Helen Chapman speaks to workingmums.co.uk about her affordable children’s leather shoe business Dotty Fish and about becoming a finalist in this year’s NatWest everywoman awards.
Just after Helen Chapman had her second child, she received a gift of leather baby shoes. When she tried to find a similar pair, the only ones she could find were very expensive. So she decided to make her own. She drew some pictures with her daughter’s felt tip pens, found a factory overseas, set up a website and started selling the shoes on eBay.
The business ticked along until the 2009 financial crisis. The family had a mortgage with Northern Rock, which collapsed in the crisis and had to be nationalised, and overnight found out they needed to make an extra £400 a month to pay it. Helen’s husband said she would need to go back to work. Helen had other plans, though. She felt sure she could make her business work and bring in the extra money. She decided to change her business plan and bring out recession-friendly shoes by reducing her profit margins significantly and sourcing them in a different country. Her plan worked. “I was only making £1.50 per shoe, but I was selling 100 a day,” she says.
It was not all plain sailing, though. Helen, whose background is in sales, had some issues with a dishonest supplier in 2010 and failed to deliver stock to the value of £30K. It was a painful lesson and led to problems with her ranking on Ebay, but Helen was determined not to give up. She got a loan on her house and travelled to China to set up new suppliers.

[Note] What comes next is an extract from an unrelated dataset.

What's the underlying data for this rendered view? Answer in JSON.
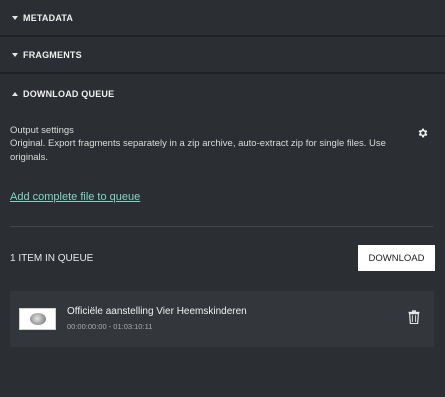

She also started attending major events such as the Baby Show to promote her bright, simply designed shoes. Then a large wholesale order came in from Lithuania and she was able to invest in offices and take on her first apprentice. She also discovered Amazon Marketplace which made it easier to sell abroad. Helen sold £1.5K in the first month on the platform. “It can be a good way to test out products, try new markets and sell across borders relatively easily and safely,” she says.
She has also been working with the government on exports and now has a German website. The company exports 70% of its shoes, mainly to Europe, and has managed to keep the shoes selling with a price tag of £12.99. Helen has also been careful to seek expert advice from podiatrists to ensure the shoes, for toddler to six year olds, enable healthy foot development – a big issue on the continent, particularly in Germany. Other business support has come from online resources, Enterprise Nation and government grants.
The company’s name – Dotty Fish – came about because Helen wanted a name that was unusual and stood out. Originally the company was called Shimmy Shoes. They have kept that name for a particular line of shoes, but wanted a new name that was unforgettable, bright and fun.
There are now 11 staff working in the Dotty Fish office and Helen says its small size and adaptability has been part of its success, particularly this year. Because they work with China, they had an early warning about Covid and by early March Helen had sent her management team to work from home. Later in the month the team who pack the shoes were sent home and Helen moved all the shoes to her home. She and her husband filled their garage with 30,000 shoes. They wrapped up 2,000 pairs in the first week. “We had to do it to protect our staff,” says Helen, “and to show that we care. It was the right thing to do.”
By July they had developed an office bubble and have since kept everything under review, for instance, they switched to sea freight because of problems with air freight. For the next year Helen plans to extend her range of products, invest in marketing and build an Italian website.
Having come through all this turbulence, Helen has reached the end of the year and is celebrating this week at the NatWest everywoman Awards where she is one of three finalists in the Aphrodite category for women who have started a business while caring for a child under 12. “It’s so nice to be recognised when you work for yourself,” she says.
“All the changes we have experienced this year keep us on our toes,” laughs Helen. “My view is that if you adapt you will survive. We are really proud of the way we have handled it all.”